Your goal: Tally the lines of the material that carry the word "value". Give no more than the number.

Data to use:
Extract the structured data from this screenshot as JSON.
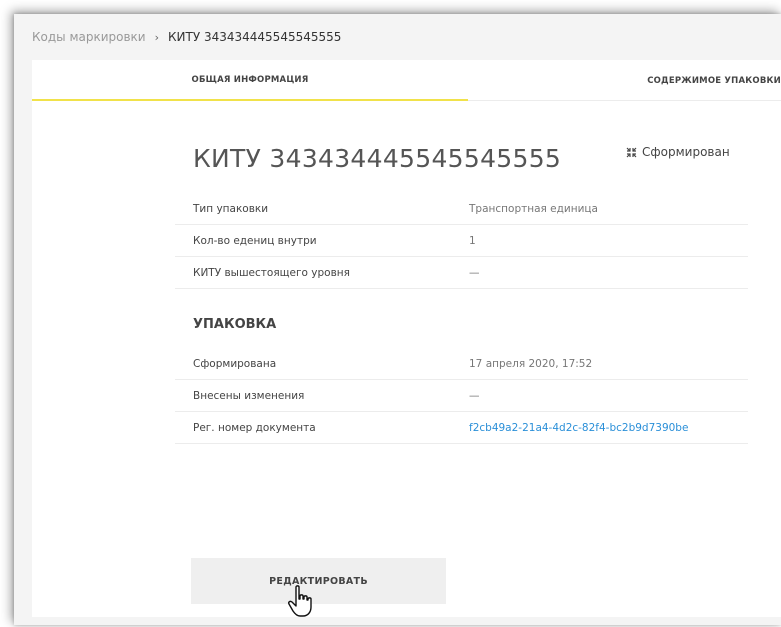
{
  "breadcrumb": {
    "parent": "Коды маркировки",
    "separator": "›",
    "current": "КИТУ 343434445545545555"
  },
  "tabs": [
    {
      "label": "ОБЩАЯ ИНФОРМАЦИЯ",
      "active": true
    },
    {
      "label": "СОДЕРЖИМОЕ УПАКОВКИ",
      "active": false
    }
  ],
  "accent_color": "#f1e24a",
  "link_color": "#2a8fd8",
  "title": "КИТУ 343434445545545555",
  "status": {
    "icon": "formed-status-icon",
    "label": "Сформирован"
  },
  "info_rows": [
    {
      "label": "Тип упаковки",
      "value": "Транспортная единица"
    },
    {
      "label": "Кол-во едениц внутри",
      "value": "1"
    },
    {
      "label": "КИТУ вышестоящего уровня",
      "value": "—"
    }
  ],
  "package_section": {
    "title": "УПАКОВКА",
    "rows": [
      {
        "label": "Сформирована",
        "value": "17 апреля 2020, 17:52"
      },
      {
        "label": "Внесены изменения",
        "value": "—"
      },
      {
        "label": "Рег. номер документа",
        "value": "f2cb49a2-21a4-4d2c-82f4-bc2b9d7390be"
      }
    ]
  },
  "actions": {
    "edit_label": "РЕДАКТИРОВАТЬ"
  },
  "cursor": "hand-pointer-icon"
}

Response area: 6